** WHAT YOU ARE ASKED TO DO **
All lines in the entries below that hold "Level" make up the answer.

Page and application data records:
______

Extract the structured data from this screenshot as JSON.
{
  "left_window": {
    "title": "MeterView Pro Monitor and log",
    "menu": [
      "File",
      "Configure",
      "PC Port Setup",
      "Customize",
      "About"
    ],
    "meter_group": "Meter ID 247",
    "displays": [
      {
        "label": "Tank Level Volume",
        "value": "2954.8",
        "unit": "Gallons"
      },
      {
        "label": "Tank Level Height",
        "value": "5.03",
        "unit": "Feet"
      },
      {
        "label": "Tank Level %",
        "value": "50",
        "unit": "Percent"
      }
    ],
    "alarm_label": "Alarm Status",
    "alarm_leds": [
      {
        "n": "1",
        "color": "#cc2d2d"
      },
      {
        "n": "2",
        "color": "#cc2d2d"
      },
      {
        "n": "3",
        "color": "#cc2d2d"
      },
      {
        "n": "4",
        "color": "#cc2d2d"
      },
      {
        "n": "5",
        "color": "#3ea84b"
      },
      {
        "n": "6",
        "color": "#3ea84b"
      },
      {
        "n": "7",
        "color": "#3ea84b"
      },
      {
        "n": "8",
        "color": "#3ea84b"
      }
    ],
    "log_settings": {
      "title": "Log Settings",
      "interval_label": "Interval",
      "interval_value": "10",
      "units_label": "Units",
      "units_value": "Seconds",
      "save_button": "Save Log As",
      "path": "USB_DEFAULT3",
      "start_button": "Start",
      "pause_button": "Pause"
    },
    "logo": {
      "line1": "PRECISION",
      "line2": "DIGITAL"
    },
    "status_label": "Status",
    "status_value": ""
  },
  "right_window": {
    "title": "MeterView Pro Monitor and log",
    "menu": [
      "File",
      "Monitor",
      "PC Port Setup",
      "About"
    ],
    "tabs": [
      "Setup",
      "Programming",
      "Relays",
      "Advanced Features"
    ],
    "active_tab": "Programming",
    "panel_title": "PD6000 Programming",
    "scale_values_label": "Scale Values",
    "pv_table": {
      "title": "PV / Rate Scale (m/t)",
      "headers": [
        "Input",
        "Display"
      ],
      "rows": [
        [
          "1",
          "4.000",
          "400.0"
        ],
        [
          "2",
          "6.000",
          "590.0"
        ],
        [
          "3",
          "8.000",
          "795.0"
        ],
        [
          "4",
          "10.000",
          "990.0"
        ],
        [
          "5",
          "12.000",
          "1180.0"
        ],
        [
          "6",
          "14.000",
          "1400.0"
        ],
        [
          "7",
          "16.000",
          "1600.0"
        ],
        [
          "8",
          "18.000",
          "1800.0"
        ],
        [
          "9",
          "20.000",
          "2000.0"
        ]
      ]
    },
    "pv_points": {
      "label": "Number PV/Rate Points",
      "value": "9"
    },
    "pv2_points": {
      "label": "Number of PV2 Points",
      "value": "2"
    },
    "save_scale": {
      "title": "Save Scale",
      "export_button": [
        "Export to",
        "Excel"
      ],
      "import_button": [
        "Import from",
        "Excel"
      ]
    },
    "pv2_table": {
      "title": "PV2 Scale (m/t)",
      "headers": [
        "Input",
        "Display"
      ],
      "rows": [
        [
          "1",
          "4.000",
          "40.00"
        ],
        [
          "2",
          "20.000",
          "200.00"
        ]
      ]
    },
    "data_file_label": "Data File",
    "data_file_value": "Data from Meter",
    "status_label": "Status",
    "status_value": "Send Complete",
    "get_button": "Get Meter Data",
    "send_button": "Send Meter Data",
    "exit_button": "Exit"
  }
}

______

** TASK RESULT **
        "label": "Tank Level Volume",
        "label": "Tank Level Height",
        "label": "Tank Level %",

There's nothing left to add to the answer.